On Sunday, Hollywood celebrates itself and honors its own. All eyes (or most of them anyway) will be on the presentations of the
But do the Oscars always end up in the right hands? Opinions abound on this topic, and what follows is only one man's personal opinion. In any event, it makes for some interesting discussion.
Let's start by rewinding the historical clock back to 1941. That was the year of
But did "Kane" prevail at the Oscars? Nope. That award went to "How Green Was My Valley."
Fast-forward to 1952, when Cecil B. DeMille's big top blockbuster "The Greatest Show on Earth" was voted Best Picture. Probably deserved, but where was the flick generally ranked among the best musicals of all time? Alas,
Perhaps the Academy, in its infinite wisdom, rebelled against the idea of two
Speaking of musicals, if
In 1955, the year that
Few actresses have delved as deeply into their soul as did
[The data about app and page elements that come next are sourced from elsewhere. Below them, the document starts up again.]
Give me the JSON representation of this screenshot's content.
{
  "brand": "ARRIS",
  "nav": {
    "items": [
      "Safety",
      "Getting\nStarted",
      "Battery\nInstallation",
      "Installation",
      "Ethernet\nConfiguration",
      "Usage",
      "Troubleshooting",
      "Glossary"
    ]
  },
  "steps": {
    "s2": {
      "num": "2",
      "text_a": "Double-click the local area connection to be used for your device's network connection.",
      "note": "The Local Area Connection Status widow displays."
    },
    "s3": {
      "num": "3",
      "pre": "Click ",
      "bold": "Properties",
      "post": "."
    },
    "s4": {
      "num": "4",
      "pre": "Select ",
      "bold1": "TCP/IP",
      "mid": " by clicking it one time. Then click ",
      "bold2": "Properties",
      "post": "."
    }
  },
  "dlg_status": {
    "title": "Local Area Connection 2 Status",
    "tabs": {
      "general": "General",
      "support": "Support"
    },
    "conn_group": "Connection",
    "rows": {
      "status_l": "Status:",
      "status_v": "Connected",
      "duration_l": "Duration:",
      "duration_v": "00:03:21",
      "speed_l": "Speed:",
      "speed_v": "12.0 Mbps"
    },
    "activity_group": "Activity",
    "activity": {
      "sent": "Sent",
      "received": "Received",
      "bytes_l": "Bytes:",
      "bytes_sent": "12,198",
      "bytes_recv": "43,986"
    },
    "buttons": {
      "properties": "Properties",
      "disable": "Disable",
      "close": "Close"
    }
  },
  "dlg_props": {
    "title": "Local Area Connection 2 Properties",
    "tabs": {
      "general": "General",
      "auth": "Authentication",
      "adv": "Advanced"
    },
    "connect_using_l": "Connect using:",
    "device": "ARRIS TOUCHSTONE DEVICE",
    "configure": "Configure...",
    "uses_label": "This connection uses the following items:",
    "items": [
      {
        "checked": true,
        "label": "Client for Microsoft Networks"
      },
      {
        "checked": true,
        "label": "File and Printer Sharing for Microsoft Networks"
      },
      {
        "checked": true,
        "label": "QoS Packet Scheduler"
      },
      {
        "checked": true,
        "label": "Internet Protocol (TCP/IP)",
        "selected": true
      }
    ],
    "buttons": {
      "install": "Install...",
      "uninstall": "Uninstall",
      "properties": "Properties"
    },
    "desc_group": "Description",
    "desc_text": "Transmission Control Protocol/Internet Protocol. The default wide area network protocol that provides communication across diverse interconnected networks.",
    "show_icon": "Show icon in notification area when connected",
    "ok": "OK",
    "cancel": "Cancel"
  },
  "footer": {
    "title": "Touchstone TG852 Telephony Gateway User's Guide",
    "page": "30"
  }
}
The most blatant of Oscar crimes occurred in 1965 when
Burton made a valiant attempt for the prize the following year in
The year 1967 will be remembered as the year they gave the Oscar to the wrong Hepburn. Audrey electrified audiences in "Wait Until Dark," but the academy favored Katharine, giving her a third statuette for her more casual showing in "Guess Who's Coming to Dinner."
To my mind, the best movie ever made was "The Last Picture Show" in 1971, and indeed it earned Oscars for
In 1979, the academy turned its back on
Two years later, "On Golden Pond" not only lost, but was beaten by a cinematic nonentity called "Chariots of Fire," even though
The sleeper (and sleep-inducing) "Out of Africa" was named best picture of 1985, even though "The Color Purple" was in the running.
Glenn Close's bunny-boiling madwoman in "Fatal Attraction" took a back seat to
It would be difficult to imagine a better performance than
In 1996, the voters should have elevated
"Shakespeare in Love" was an enjoyable enough movie, but it paled in comparison to
Granted, 2007 wasn't a vintage year for movies, but surely there must have been one worthier than the putrid "No Country for Old Men." Or were the Academy voters just making it up to the Coen brothers for overlooking "Fargo" a decade earlier?
And in that same year,
"Make-up" Oscars have been common over the years, as Newman's illustrates.
Alas, Burton went to his grave 0 for 7, a statistic close to O'Toole's. They join formidable performers like Dean and Widmark, as well as Garland and
As for this year's crop of pictures and performers, who knows? If your favorite doesn't win, or is bested by a less-deserving contender, be advised that there is plenty of precedence.